In mode b a signal is applied to lead 26, the resultant flux in core 30 passes across gap 44 into the armature 36, and pulls the armature towards core 30. The armature 36 moves to the left as shown in FIG. 1 until the valve gap 41 closes to shut off fluid flow. Pressure at the wheel brake then remains constant. The closed armature gap 44 may be adjusted by threaded member 92.
During mode b the vehicle driver may wish to reduce brake pressure. This is achieved via the non-return valve 88. When the pressure at inlet port 12 is reduced by driver action, fluid will flow out of the wheel brake into port 16, through drillings 86 and 84, and valve 88, drillings 33 in the inlet valve armature 36, orifice 80 and port 12 back to the brake applying means.
In mode c a signal is also applied to lead 28. The resultant flux in the core 50 and the left hand region of core 30 passes across gap 64 into armature 56, and pulls it towards core 30. The armature 56 moves to the right as shown in FIG. 1 until it abuts against the closed gap setting screw 98. This opens valve gap 61 to allow fluid to flow out of the wheel brake to the reservoir, thus reducing brake pressure. The fluid flow path is from port 16, through drillings 86 and 84, through centre drilling 59 of spool 54, through the opened valve gap 61, into chamber 55, through groove 63, and orifice 90 into exhaust port 18. The size of the orifice 90 may be chosen to control the rate of fluid flow through the exhaust valve and thus the rate of pressure decrease at the wheel brake.
The end of both the inlet 34 and exhaust 54 valve spools and their associated seats 40 and 60 are accurately machined to be the same size to within extremely close tolerance limits so that each of the valves is independently pressure balanced, that is to say no resultant force due to fluid pressure tending to oppose operation of the valve, acts on the spool. It will be appreciated that, by virtue of this feature, the force generated by the solenoid and needed to operate the valve is much less than in conventional solenoid valves, enabling much smaller solenoids to be used, with consequent savings in power and heat losses.

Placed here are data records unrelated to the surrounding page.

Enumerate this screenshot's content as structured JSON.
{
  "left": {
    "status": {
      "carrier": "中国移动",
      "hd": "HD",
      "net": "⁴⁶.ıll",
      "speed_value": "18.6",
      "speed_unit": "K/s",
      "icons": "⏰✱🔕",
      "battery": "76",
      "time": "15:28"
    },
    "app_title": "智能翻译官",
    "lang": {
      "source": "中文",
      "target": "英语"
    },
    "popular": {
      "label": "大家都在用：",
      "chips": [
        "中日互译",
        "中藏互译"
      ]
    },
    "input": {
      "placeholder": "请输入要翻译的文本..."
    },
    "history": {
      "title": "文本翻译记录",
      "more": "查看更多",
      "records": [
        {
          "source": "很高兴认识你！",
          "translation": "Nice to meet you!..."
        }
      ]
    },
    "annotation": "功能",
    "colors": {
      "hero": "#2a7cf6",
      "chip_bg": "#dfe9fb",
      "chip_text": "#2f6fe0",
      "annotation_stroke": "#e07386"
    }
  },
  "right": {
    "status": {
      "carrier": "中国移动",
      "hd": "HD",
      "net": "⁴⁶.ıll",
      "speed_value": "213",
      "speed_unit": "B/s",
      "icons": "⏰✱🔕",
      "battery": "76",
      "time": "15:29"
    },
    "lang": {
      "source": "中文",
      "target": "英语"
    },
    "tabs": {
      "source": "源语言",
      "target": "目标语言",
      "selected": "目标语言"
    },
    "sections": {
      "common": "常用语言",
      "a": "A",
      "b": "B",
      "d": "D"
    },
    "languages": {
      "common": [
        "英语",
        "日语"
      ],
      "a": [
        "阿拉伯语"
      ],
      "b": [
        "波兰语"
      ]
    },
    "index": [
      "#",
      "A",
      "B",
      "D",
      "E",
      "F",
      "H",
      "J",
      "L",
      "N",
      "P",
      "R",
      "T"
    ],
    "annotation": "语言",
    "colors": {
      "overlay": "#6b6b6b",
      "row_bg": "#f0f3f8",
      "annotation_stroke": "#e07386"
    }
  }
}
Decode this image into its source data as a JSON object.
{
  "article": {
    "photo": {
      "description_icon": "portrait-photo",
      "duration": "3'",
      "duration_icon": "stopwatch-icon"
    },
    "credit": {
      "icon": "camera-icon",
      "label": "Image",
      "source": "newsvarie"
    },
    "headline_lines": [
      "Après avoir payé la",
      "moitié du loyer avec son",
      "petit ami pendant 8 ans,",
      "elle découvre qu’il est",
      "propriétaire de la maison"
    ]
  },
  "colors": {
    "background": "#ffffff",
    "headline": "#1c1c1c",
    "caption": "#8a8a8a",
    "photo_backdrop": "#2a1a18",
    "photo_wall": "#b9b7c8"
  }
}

With reference now to FIGS. 2 and 3 in which equivalent components are designated by the same reference numerals as in FIG. 1, the inlet valve spool 34 is a press-fit in a disc 36 equivalent to the armature 36 in the embodiment of FIG. 1. In this embodiment, the two components are of different materials. Also the disc 36, and hence also the spool is biased by two compression springs 42 (one shown) seated in drillings in the solenoid core 30. In the outlet valve, two additional compression springs 62 are provided for biasing the spool, these also being seated in drillings in the inlet valve core 30 and bearing against the disc 56.
In the grooves 47, 67 defining the narrow waisted portion in the solenoid core 30,50 split rings of non-magnetic material are fitted to prevent collapse or fracture of the narrow section at this point.
As in the embodiment of FIG. 1, both valve seat members 40 and 60 are cup-shaped but these abut screwed adjusters 37.
Fluid flow past screwed adjusters 37 is via slots 82 and 96 respectively. The exhaust valve armature closed gap setting screw 98 is fitted in the armature 56 instead of in the core 30.
In mode a the route to the delivery port 16 is via slots 82,84 and drilling 86, and in mode c fluid flows back through drilling 86 and slot 84 and then through a drilling in the spool 54, the open exhaust valve, along slot 96 into drilling 18 via orifice 90.
The stud contact stop 98, is adjustable by virtue of its screwed mounting in the disc 56, from which it stands proud to engage the core 30.